AIM OF THE EXERCISE: Go through the records and copy each line where the string "heading" occurs.

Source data
━━━━━━━━━━━━━━━━━━━━━━━━━━━━━━

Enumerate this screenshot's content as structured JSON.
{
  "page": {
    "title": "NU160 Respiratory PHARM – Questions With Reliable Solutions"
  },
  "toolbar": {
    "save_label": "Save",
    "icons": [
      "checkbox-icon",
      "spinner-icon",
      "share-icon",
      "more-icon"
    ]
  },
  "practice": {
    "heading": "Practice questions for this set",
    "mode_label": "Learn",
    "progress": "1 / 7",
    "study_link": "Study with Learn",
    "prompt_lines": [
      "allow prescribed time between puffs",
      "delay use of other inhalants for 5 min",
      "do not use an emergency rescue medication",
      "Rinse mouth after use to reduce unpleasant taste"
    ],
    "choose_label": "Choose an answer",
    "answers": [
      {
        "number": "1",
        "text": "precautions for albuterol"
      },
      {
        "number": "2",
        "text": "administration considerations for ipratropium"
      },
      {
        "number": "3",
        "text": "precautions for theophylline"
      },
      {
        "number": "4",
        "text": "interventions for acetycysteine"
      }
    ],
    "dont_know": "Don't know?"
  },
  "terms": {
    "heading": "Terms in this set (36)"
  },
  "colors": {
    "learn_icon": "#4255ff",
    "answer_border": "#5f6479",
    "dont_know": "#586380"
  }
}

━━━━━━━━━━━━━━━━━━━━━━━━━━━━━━

ANSWER TO THIS PROBLEM:
    "heading": "Practice questions for this set",
    "heading": "Terms in this set (36)"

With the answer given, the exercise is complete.